Items from a dataset:

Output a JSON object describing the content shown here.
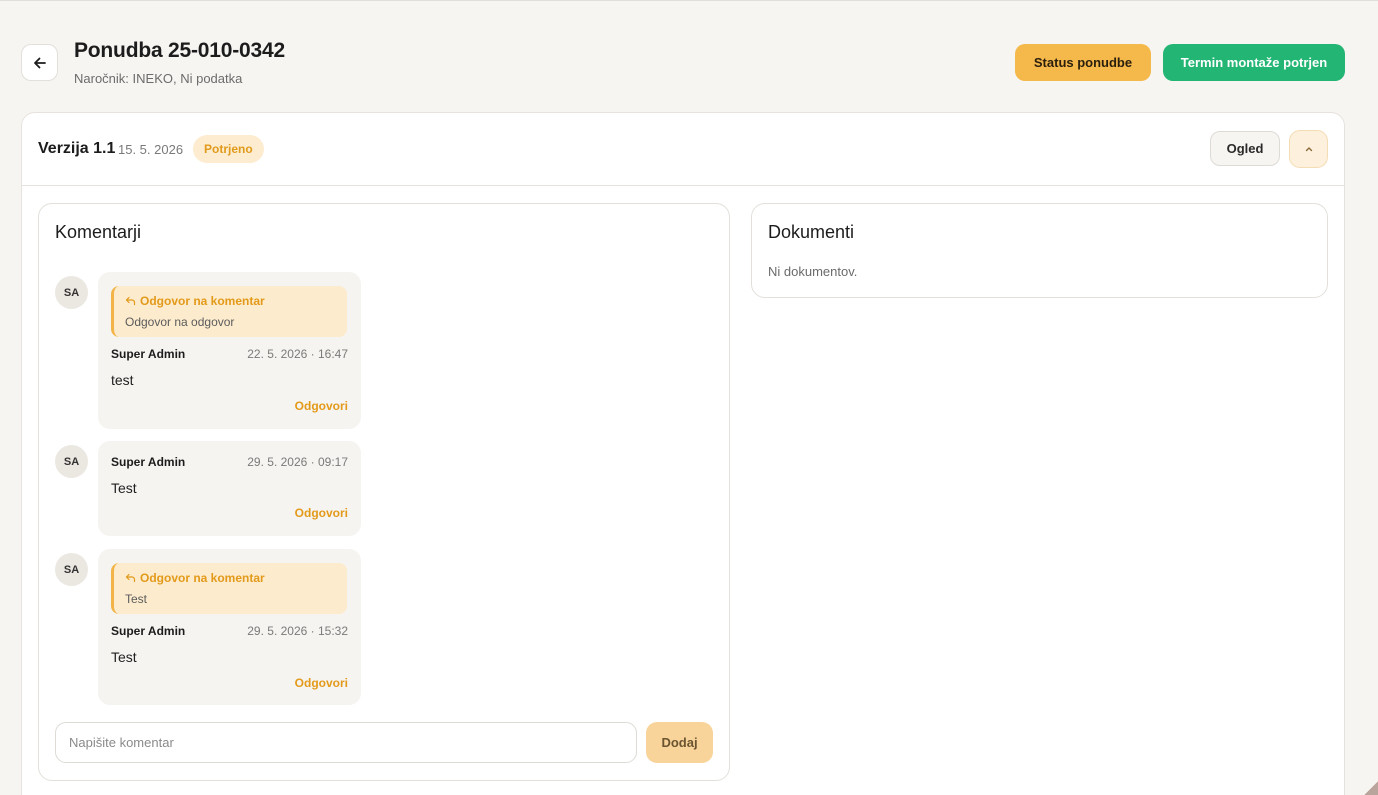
{
  "header": {
    "back_icon": "arrow-left-icon",
    "title": "Ponudba 25-010-0342",
    "subtitle": "Naročnik: INEKO, Ni podatka",
    "status_button": "Status ponudbe",
    "termin_button": "Termin montaže potrjen",
    "colors": {
      "status": "#f5b84a",
      "termin": "#22b573"
    }
  },
  "version": {
    "title": "Verzija 1.1",
    "date": "15. 5. 2026",
    "badge": "Potrjeno",
    "ogled_button": "Ogled",
    "collapse_icon": "chevron-up-icon"
  },
  "comments_panel": {
    "title": "Komentarji",
    "items": [
      {
        "avatar": "SA",
        "has_quote": true,
        "quote_label": "Odgovor na komentar",
        "quote_text": "Odgovor na odgovor",
        "author": "Super Admin",
        "time": "22. 5. 2026 · 16:47",
        "text": "test",
        "reply": "Odgovori"
      },
      {
        "avatar": "SA",
        "has_quote": false,
        "author": "Super Admin",
        "time": "29. 5. 2026 · 09:17",
        "text": "Test",
        "reply": "Odgovori"
      },
      {
        "avatar": "SA",
        "has_quote": true,
        "quote_label": "Odgovor na komentar",
        "quote_text": "Test",
        "author": "Super Admin",
        "time": "29. 5. 2026 · 15:32",
        "text": "Test",
        "reply": "Odgovori"
      }
    ],
    "input_placeholder": "Napišite komentar",
    "add_button": "Dodaj"
  },
  "documents_panel": {
    "title": "Dokumenti",
    "empty_text": "Ni dokumentov."
  }
}
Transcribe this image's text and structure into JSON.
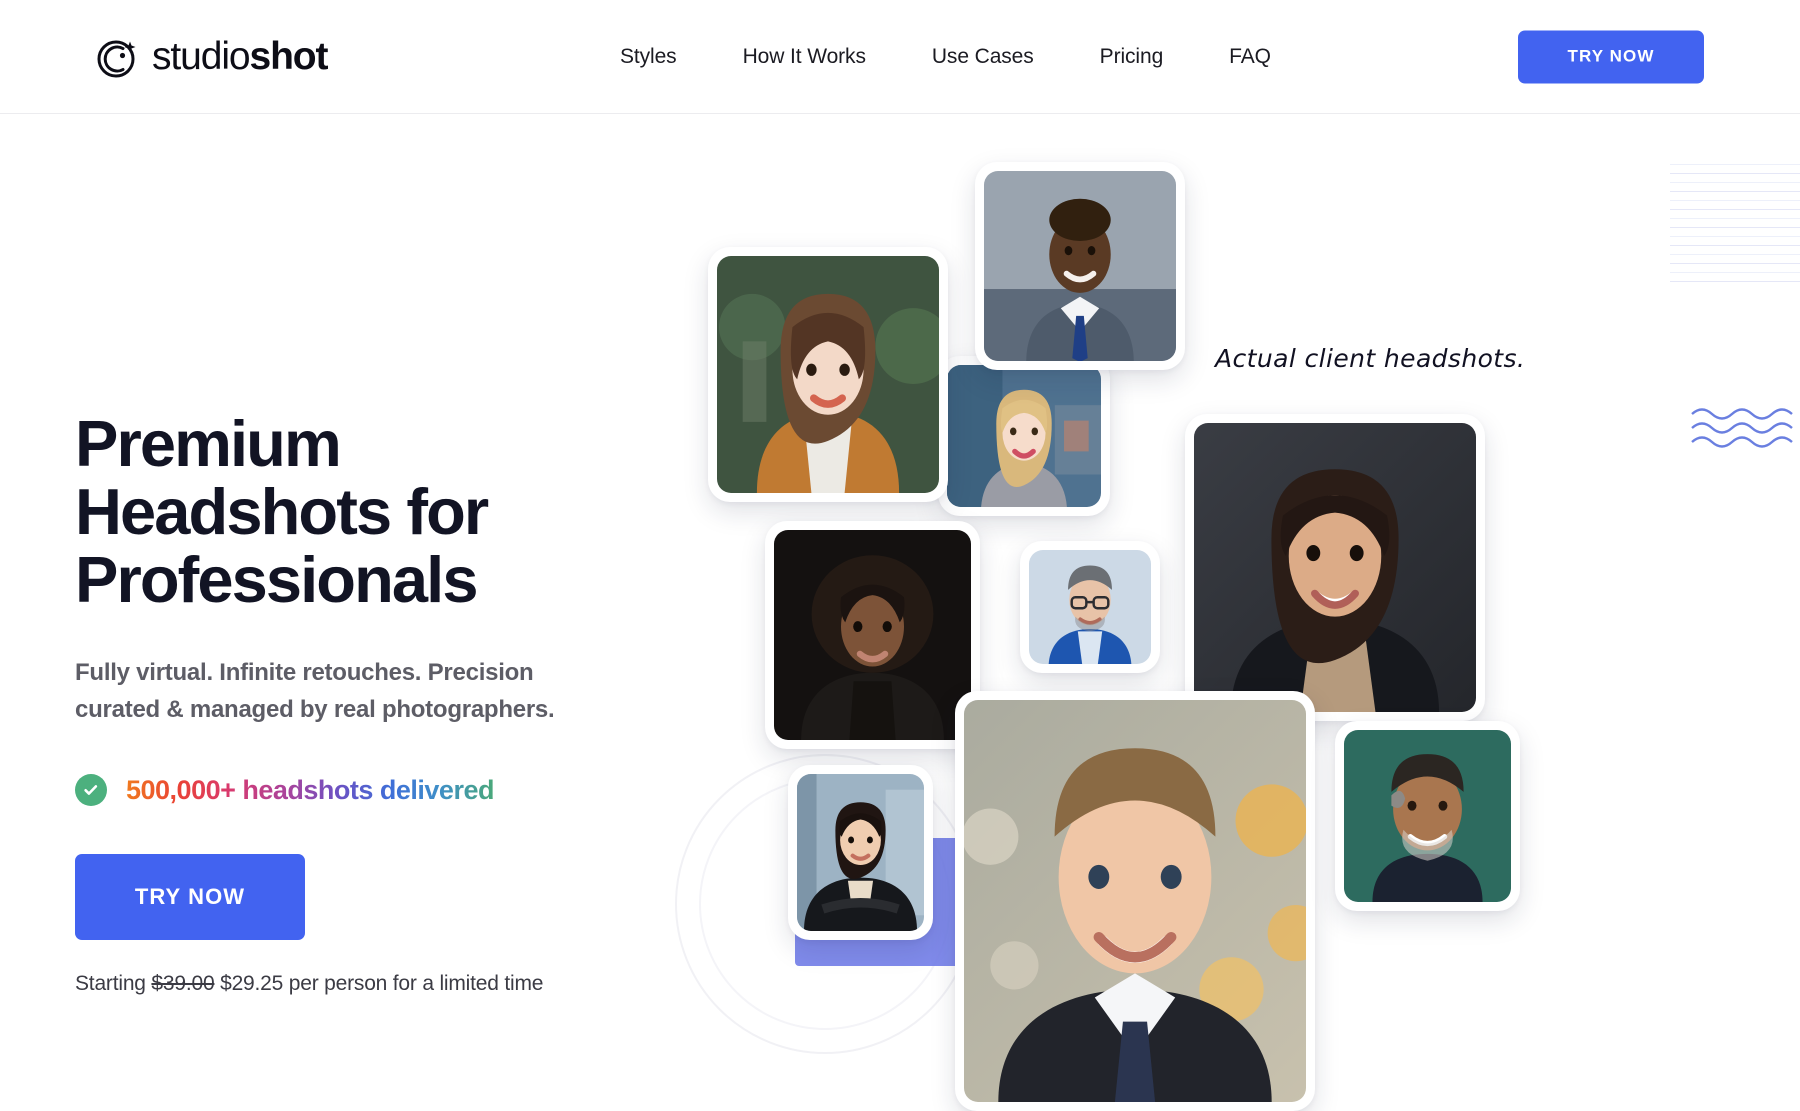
{
  "brand": {
    "name_light": "studio",
    "name_bold": "shot",
    "logo_icon": "camera-sparkle-icon"
  },
  "header": {
    "nav": [
      {
        "label": "Styles"
      },
      {
        "label": "How It Works"
      },
      {
        "label": "Use Cases"
      },
      {
        "label": "Pricing"
      },
      {
        "label": "FAQ"
      }
    ],
    "cta_label": "TRY NOW"
  },
  "hero": {
    "title_line1": "Premium",
    "title_line2": "Headshots for",
    "title_line3": "Professionals",
    "subtitle": "Fully virtual. Infinite retouches. Precision curated & managed by real photographers.",
    "badge": {
      "icon": "check-circle-icon",
      "text": "500,000+ headshots delivered",
      "icon_color": "#4cb07e"
    },
    "cta_label": "TRY NOW",
    "price": {
      "prefix": "Starting",
      "old_price": "$39.00",
      "new_price": "$29.25",
      "suffix": "per person for a limited time"
    }
  },
  "collage": {
    "caption": "Actual client headshots.",
    "cards": [
      {
        "name": "headshot-man-navy-suit",
        "bg": "#8e99a6"
      },
      {
        "name": "headshot-woman-tan-blazer",
        "bg": "#3f5440"
      },
      {
        "name": "headshot-woman-blonde",
        "bg": "#51708a"
      },
      {
        "name": "headshot-woman-dark-bg",
        "bg": "#15120f"
      },
      {
        "name": "headshot-man-glasses-blue",
        "bg": "#c9d6e4"
      },
      {
        "name": "headshot-woman-navy-bg",
        "bg": "#2f3238"
      },
      {
        "name": "headshot-woman-asian-suit",
        "bg": "#8fa6b8"
      },
      {
        "name": "headshot-man-bokeh-bg",
        "bg": "#b9b3a4"
      },
      {
        "name": "headshot-man-teal-bg",
        "bg": "#2d6b5f"
      }
    ]
  },
  "theme": {
    "accent_blue": "#4263f0",
    "text_dark": "#121424",
    "text_gray": "#5d5d66",
    "deco_purple": "#6a77e8",
    "deco_wave": "#6a7fe0"
  }
}
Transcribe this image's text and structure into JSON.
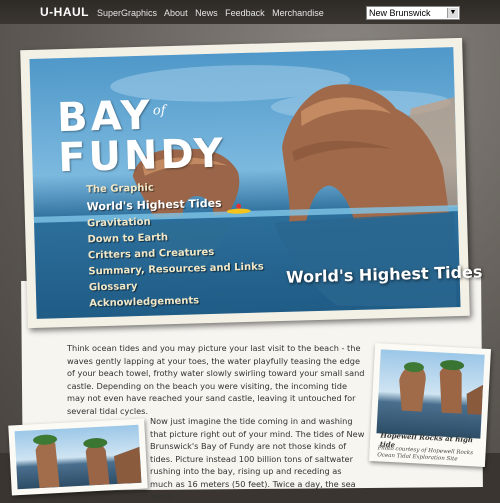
{
  "header": {
    "logo": "U-HAUL",
    "nav": [
      "SuperGraphics",
      "About",
      "News",
      "Feedback",
      "Merchandise"
    ],
    "region_selected": "New Brunswick"
  },
  "card": {
    "title_line1": "BAY",
    "title_of": "of",
    "title_line2": "FUNDY",
    "menu": [
      {
        "label": "The Graphic",
        "active": false
      },
      {
        "label": "World's Highest Tides",
        "active": true
      },
      {
        "label": "Gravitation",
        "active": false
      },
      {
        "label": "Down to Earth",
        "active": false
      },
      {
        "label": "Critters and Creatures",
        "active": false
      },
      {
        "label": "Summary, Resources and Links",
        "active": false
      },
      {
        "label": "Glossary",
        "active": false
      },
      {
        "label": "Acknowledgements",
        "active": false
      }
    ],
    "tagline": "World's Highest Tides"
  },
  "body": {
    "p1": "Think ocean tides and you may picture your last visit to the beach - the waves gently lapping at your toes, the water playfully teasing the edge of your beach towel, frothy water slowly swirling toward your small sand castle. Depending on the beach you were visiting, the incoming tide may not even have reached your sand castle, leaving it untouched for several tidal cycles.",
    "p2": "Now just imagine the tide coming in and washing that picture right out of your mind. The tides of New Brunswick's Bay of Fundy are not those kinds of tides. Picture instead 100 billion tons of saltwater rushing into the bay, rising up and receding as much as 16 meters (50 feet). Twice a day, the sea levels"
  },
  "photo_right": {
    "caption": "Hopewell Rocks at high tide",
    "credit": "Photo courtesy of Hopewell Rocks Ocean Tidal Exploration Site"
  }
}
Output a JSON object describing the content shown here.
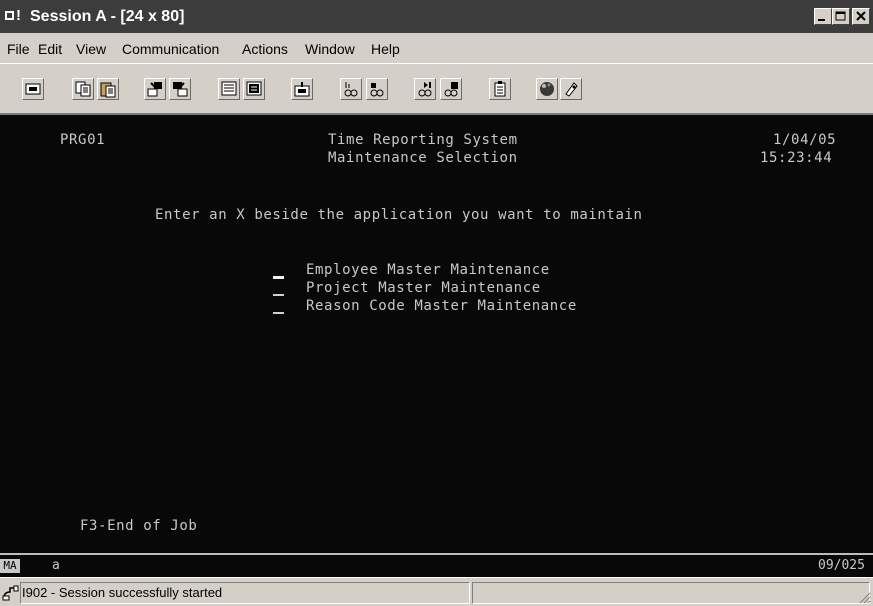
{
  "window": {
    "title": "Session A - [24 x 80]",
    "buttons": [
      "minimize",
      "maximize",
      "close"
    ]
  },
  "menu": [
    "File",
    "Edit",
    "View",
    "Communication",
    "Actions",
    "Window",
    "Help"
  ],
  "toolbar": {
    "icons": [
      "print-screen-icon",
      "copy-icon",
      "paste-icon",
      "send-file-icon",
      "receive-file-icon",
      "display-settings-icon",
      "keyboard-map-icon",
      "macro-icon",
      "record-macro-icon",
      "play-macro-icon",
      "stop-macro-icon",
      "run-macro-icon",
      "clipboard-icon",
      "palette-icon",
      "support-icon"
    ]
  },
  "terminal": {
    "program": "PRG01",
    "system_title": "Time Reporting System",
    "screen_title": "Maintenance Selection",
    "date": "1/04/05",
    "time": "15:23:44",
    "instruction": "Enter an X beside the application you want to maintain",
    "options": [
      {
        "label": "Employee Master Maintenance",
        "value": ""
      },
      {
        "label": "Project Master Maintenance",
        "value": ""
      },
      {
        "label": "Reason Code Master Maintenance",
        "value": ""
      }
    ],
    "function_keys": "F3-End of Job"
  },
  "oia": {
    "tag": "MA",
    "indicator": "a",
    "cursor_position": "09/025"
  },
  "status": {
    "message": "I902 - Session successfully started"
  }
}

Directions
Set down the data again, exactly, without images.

Solution for this task
Output a JSON object describing the content shown here.
{
  "header": {
    "back_icon": "arrow-left-icon",
    "title": "Ponudba 25-010-0342",
    "subtitle": "Naročnik: INEKO, Ni podatka",
    "status_button": "Status ponudbe",
    "termin_button": "Termin montaže potrjen",
    "colors": {
      "status": "#f5b84a",
      "termin": "#22b573"
    }
  },
  "version": {
    "title": "Verzija 1.1",
    "date": "15. 5. 2026",
    "badge": "Potrjeno",
    "ogled_button": "Ogled",
    "collapse_icon": "chevron-up-icon"
  },
  "comments_panel": {
    "title": "Komentarji",
    "items": [
      {
        "avatar": "SA",
        "has_quote": true,
        "quote_label": "Odgovor na komentar",
        "quote_text": "Odgovor na odgovor",
        "author": "Super Admin",
        "time": "22. 5. 2026 · 16:47",
        "text": "test",
        "reply": "Odgovori"
      },
      {
        "avatar": "SA",
        "has_quote": false,
        "author": "Super Admin",
        "time": "29. 5. 2026 · 09:17",
        "text": "Test",
        "reply": "Odgovori"
      },
      {
        "avatar": "SA",
        "has_quote": true,
        "quote_label": "Odgovor na komentar",
        "quote_text": "Test",
        "author": "Super Admin",
        "time": "29. 5. 2026 · 15:32",
        "text": "Test",
        "reply": "Odgovori"
      }
    ],
    "input_placeholder": "Napišite komentar",
    "add_button": "Dodaj"
  },
  "documents_panel": {
    "title": "Dokumenti",
    "empty_text": "Ni dokumentov."
  }
}
Transcribe this image's text and structure into JSON.
{
  "brand": {
    "name_light": "studio",
    "name_bold": "shot",
    "logo_icon": "camera-sparkle-icon"
  },
  "header": {
    "nav": [
      {
        "label": "Styles"
      },
      {
        "label": "How It Works"
      },
      {
        "label": "Use Cases"
      },
      {
        "label": "Pricing"
      },
      {
        "label": "FAQ"
      }
    ],
    "cta_label": "TRY NOW"
  },
  "hero": {
    "title_line1": "Premium",
    "title_line2": "Headshots for",
    "title_line3": "Professionals",
    "subtitle": "Fully virtual. Infinite retouches. Precision curated & managed by real photographers.",
    "badge": {
      "icon": "check-circle-icon",
      "text": "500,000+ headshots delivered",
      "icon_color": "#4cb07e"
    },
    "cta_label": "TRY NOW",
    "price": {
      "prefix": "Starting",
      "old_price": "$39.00",
      "new_price": "$29.25",
      "suffix": "per person for a limited time"
    }
  },
  "collage": {
    "caption": "Actual client headshots.",
    "cards": [
      {
        "name": "headshot-man-navy-suit",
        "bg": "#8e99a6"
      },
      {
        "name": "headshot-woman-tan-blazer",
        "bg": "#3f5440"
      },
      {
        "name": "headshot-woman-blonde",
        "bg": "#51708a"
      },
      {
        "name": "headshot-woman-dark-bg",
        "bg": "#15120f"
      },
      {
        "name": "headshot-man-glasses-blue",
        "bg": "#c9d6e4"
      },
      {
        "name": "headshot-woman-navy-bg",
        "bg": "#2f3238"
      },
      {
        "name": "headshot-woman-asian-suit",
        "bg": "#8fa6b8"
      },
      {
        "name": "headshot-man-bokeh-bg",
        "bg": "#b9b3a4"
      },
      {
        "name": "headshot-man-teal-bg",
        "bg": "#2d6b5f"
      }
    ]
  },
  "theme": {
    "accent_blue": "#4263f0",
    "text_dark": "#121424",
    "text_gray": "#5d5d66",
    "deco_purple": "#6a77e8",
    "deco_wave": "#6a7fe0"
  }
}
Transcribe this image's text and structure into JSON.
{
  "header": {
    "logo": "U-HAUL",
    "nav": [
      "SuperGraphics",
      "About",
      "News",
      "Feedback",
      "Merchandise"
    ],
    "region_selected": "New Brunswick"
  },
  "card": {
    "title_line1": "BAY",
    "title_of": "of",
    "title_line2": "FUNDY",
    "menu": [
      {
        "label": "The Graphic",
        "active": false
      },
      {
        "label": "World's Highest Tides",
        "active": true
      },
      {
        "label": "Gravitation",
        "active": false
      },
      {
        "label": "Down to Earth",
        "active": false
      },
      {
        "label": "Critters and Creatures",
        "active": false
      },
      {
        "label": "Summary, Resources and Links",
        "active": false
      },
      {
        "label": "Glossary",
        "active": false
      },
      {
        "label": "Acknowledgements",
        "active": false
      }
    ],
    "tagline": "World's Highest Tides"
  },
  "body": {
    "p1": "Think ocean tides and you may picture your last visit to the beach - the waves gently lapping at your toes, the water playfully teasing the edge of your beach towel, frothy water slowly swirling toward your small sand castle. Depending on the beach you were visiting, the incoming tide may not even have reached your sand castle, leaving it untouched for several tidal cycles.",
    "p2": "Now just imagine the tide coming in and washing that picture right out of your mind. The tides of New Brunswick's Bay of Fundy are not those kinds of tides. Picture instead 100 billion tons of saltwater rushing into the bay, rising up and receding as much as 16 meters (50 feet). Twice a day, the sea levels"
  },
  "photo_right": {
    "caption": "Hopewell Rocks at high tide",
    "credit": "Photo courtesy of Hopewell Rocks Ocean Tidal Exploration Site"
  }
}
Output a JSON object describing the content shown here.
{
  "window": {
    "title": "Session A - [24 x 80]",
    "buttons": [
      "minimize",
      "maximize",
      "close"
    ]
  },
  "menu": [
    "File",
    "Edit",
    "View",
    "Communication",
    "Actions",
    "Window",
    "Help"
  ],
  "toolbar": {
    "icons": [
      "print-screen-icon",
      "copy-icon",
      "paste-icon",
      "send-file-icon",
      "receive-file-icon",
      "display-settings-icon",
      "keyboard-map-icon",
      "macro-icon",
      "record-macro-icon",
      "play-macro-icon",
      "stop-macro-icon",
      "run-macro-icon",
      "clipboard-icon",
      "palette-icon",
      "support-icon"
    ]
  },
  "terminal": {
    "program": "PRG01",
    "system_title": "Time Reporting System",
    "screen_title": "Maintenance Selection",
    "date": "1/04/05",
    "time": "15:23:44",
    "instruction": "Enter an X beside the application you want to maintain",
    "options": [
      {
        "label": "Employee Master Maintenance",
        "value": ""
      },
      {
        "label": "Project Master Maintenance",
        "value": ""
      },
      {
        "label": "Reason Code Master Maintenance",
        "value": ""
      }
    ],
    "function_keys": "F3-End of Job"
  },
  "oia": {
    "tag": "MA",
    "indicator": "a",
    "cursor_position": "09/025"
  },
  "status": {
    "message": "I902 - Session successfully started"
  }
}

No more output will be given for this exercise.